Despite the primacy of the family in End-of-Life (EoL) decision-making in Asian societies, there is little understanding of how these caregivers come to take on and perform decision-making functions in the family. 12 semi-structured interviews with local caregivers in Singapore were conducted over zoom, with only audio-recordings retained. They were asked to reflect on how they prepared for EoL decisions; moments they felt assured they were making the right choice, and other times where they felt unsure or regretful. Transcripts were coded inductively via reflexive thematic analysis. Three themes emerged from the analysis: (1) factors considered in EoL decision-making; (2) the identification of a lead facilitator and a description of their many duties; and (3) enablers and barriers in EoL decision-making. The results exemplify the local relational dynamics at play in EoL decision-making among patients and their families. Healthcare practitioners should take in consideration its implications on EoL decision-making aids in Singapore.
Statistics from Altmetric.com

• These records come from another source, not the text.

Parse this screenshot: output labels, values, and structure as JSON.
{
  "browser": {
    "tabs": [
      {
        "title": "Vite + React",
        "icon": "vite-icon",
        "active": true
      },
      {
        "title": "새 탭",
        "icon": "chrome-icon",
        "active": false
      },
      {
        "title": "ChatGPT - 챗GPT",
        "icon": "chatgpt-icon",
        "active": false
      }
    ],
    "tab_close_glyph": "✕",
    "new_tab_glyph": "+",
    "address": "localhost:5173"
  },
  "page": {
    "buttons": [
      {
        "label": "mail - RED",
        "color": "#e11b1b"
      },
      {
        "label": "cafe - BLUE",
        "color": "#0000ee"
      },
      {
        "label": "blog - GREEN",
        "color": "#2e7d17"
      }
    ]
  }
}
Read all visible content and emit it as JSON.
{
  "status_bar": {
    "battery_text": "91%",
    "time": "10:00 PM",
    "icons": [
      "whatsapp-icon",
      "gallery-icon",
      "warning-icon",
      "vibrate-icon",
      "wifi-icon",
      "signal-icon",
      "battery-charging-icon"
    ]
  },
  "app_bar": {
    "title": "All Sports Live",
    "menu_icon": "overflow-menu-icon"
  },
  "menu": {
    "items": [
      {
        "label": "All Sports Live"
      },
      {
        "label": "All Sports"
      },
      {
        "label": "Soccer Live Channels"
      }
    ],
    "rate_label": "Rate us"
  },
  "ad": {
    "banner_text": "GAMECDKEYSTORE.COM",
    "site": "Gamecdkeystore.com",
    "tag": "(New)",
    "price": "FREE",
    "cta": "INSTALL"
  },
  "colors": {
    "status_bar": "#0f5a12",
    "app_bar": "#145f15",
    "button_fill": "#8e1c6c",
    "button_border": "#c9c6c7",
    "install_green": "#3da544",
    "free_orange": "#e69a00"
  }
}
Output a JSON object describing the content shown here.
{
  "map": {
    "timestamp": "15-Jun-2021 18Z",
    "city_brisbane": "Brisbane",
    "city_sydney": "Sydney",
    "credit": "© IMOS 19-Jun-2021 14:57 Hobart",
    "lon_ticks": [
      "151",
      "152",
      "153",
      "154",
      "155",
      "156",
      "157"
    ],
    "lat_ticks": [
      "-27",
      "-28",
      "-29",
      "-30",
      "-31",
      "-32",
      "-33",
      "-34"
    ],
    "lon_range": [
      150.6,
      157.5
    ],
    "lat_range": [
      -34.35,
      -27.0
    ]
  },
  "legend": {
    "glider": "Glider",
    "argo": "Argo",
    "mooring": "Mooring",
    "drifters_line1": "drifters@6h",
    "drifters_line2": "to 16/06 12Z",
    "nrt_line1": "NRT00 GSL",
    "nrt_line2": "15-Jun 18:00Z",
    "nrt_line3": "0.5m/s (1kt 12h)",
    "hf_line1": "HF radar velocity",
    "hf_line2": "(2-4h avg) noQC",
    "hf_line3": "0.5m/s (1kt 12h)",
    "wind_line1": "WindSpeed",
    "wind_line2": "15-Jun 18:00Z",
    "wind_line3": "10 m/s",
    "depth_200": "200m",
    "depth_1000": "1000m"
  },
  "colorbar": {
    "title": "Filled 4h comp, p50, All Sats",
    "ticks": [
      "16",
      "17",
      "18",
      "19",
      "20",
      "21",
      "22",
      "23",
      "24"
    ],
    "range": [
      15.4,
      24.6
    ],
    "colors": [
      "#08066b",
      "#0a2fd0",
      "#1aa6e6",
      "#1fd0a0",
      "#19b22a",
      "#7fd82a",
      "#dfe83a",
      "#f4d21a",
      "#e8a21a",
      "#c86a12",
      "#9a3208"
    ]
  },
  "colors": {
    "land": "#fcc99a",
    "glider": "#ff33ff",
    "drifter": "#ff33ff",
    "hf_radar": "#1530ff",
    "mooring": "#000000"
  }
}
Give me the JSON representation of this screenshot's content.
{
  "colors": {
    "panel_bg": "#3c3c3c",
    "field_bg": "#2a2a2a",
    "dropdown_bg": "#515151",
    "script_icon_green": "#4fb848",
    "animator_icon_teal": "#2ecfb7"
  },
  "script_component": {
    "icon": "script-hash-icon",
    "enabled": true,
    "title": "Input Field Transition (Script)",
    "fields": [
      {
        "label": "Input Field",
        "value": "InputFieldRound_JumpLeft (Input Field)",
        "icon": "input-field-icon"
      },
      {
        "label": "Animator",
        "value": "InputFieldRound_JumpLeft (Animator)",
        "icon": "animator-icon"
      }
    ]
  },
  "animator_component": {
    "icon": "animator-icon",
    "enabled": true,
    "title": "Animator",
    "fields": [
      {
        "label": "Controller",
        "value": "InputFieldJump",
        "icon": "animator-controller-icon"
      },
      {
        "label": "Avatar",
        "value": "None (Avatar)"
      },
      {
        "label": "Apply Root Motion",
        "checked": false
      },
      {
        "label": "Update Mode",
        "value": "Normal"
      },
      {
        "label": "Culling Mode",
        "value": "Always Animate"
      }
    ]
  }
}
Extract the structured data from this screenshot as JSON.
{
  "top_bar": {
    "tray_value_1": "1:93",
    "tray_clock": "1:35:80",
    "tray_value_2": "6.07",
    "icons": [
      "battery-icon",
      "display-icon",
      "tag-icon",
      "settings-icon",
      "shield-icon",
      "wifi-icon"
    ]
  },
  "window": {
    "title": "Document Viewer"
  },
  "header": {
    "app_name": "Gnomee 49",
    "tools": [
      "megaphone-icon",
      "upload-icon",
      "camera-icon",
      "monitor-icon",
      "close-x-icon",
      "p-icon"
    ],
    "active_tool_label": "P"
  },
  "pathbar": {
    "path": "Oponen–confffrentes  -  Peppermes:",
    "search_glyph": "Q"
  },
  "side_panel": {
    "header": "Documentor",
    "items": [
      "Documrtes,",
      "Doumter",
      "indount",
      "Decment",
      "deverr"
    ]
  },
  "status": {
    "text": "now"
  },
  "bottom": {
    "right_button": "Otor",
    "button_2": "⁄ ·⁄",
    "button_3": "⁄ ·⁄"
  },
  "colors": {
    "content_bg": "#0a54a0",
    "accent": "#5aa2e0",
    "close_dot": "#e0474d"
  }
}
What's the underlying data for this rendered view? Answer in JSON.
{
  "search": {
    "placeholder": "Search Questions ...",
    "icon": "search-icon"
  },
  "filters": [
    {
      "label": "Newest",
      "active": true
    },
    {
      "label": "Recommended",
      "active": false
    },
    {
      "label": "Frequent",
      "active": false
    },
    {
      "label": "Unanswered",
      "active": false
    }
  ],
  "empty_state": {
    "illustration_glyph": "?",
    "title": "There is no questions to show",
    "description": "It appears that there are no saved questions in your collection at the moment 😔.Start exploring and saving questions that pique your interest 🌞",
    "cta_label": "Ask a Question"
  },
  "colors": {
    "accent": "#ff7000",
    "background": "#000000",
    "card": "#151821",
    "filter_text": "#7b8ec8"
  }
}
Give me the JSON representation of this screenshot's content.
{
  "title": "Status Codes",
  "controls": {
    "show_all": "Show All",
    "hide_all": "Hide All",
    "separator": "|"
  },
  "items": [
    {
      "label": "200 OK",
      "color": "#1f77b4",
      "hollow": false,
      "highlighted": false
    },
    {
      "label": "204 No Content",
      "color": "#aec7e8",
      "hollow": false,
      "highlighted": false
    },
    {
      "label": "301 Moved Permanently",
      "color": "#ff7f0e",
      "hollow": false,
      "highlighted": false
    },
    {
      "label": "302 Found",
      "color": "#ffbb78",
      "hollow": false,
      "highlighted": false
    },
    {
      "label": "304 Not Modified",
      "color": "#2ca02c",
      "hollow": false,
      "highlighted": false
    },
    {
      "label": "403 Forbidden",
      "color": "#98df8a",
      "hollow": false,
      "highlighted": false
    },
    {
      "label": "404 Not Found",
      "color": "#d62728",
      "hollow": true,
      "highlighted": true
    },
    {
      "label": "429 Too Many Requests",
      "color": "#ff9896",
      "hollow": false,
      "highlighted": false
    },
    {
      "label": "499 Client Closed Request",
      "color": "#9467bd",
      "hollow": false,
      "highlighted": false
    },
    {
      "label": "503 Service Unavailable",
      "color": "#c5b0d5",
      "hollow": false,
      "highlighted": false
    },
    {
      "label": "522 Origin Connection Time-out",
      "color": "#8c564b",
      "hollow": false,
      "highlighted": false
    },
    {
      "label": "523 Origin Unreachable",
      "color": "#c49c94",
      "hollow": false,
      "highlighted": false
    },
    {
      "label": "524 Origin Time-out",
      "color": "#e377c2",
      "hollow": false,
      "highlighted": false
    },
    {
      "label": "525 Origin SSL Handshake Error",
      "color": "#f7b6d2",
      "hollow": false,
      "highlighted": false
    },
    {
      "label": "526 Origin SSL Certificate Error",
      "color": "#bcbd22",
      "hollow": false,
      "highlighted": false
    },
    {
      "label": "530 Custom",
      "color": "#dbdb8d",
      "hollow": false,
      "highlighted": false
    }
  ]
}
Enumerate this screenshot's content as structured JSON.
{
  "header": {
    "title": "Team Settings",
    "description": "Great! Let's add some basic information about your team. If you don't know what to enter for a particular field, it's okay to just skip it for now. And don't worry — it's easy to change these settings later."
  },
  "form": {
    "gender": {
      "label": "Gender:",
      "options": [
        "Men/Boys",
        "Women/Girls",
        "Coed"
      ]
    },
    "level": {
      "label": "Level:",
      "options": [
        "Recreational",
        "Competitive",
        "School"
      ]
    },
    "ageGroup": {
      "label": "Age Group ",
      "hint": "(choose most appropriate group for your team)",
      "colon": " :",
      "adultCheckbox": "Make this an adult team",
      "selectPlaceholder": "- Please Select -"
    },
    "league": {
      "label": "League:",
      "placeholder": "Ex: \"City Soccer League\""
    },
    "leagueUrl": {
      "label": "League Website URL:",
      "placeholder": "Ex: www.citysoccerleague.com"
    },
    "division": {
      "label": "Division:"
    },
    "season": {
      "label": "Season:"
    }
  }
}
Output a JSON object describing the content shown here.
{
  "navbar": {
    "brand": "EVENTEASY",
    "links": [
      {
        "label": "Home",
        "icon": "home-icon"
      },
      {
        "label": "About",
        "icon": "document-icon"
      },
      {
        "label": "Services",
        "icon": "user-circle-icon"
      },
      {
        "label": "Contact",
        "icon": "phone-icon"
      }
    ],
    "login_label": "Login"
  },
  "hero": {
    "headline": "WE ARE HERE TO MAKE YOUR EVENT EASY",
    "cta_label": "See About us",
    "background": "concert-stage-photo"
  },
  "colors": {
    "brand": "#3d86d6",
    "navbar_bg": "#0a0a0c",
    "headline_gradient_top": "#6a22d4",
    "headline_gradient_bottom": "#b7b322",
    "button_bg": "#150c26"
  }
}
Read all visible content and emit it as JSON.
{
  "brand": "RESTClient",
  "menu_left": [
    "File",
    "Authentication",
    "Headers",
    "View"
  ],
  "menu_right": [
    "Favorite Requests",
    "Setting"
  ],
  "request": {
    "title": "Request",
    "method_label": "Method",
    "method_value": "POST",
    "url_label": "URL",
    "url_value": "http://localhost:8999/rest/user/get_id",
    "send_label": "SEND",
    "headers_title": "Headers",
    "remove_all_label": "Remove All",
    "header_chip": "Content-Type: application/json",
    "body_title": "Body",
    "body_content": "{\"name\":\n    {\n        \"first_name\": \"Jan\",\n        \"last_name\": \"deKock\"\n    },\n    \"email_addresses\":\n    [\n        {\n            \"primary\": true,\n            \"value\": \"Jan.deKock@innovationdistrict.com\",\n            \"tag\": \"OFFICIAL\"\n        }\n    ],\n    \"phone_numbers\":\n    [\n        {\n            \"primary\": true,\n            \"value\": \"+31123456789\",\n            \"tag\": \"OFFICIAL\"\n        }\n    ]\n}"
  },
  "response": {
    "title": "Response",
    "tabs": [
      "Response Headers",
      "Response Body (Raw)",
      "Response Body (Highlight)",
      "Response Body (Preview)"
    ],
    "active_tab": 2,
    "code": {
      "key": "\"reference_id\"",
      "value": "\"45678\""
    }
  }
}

If you wish to reuse any or all of this article please use the link below which will take you to the Copyright Clearance Center’s RightsLink service. You will be able to get a quick price and instant permission to reuse the content in many different ways.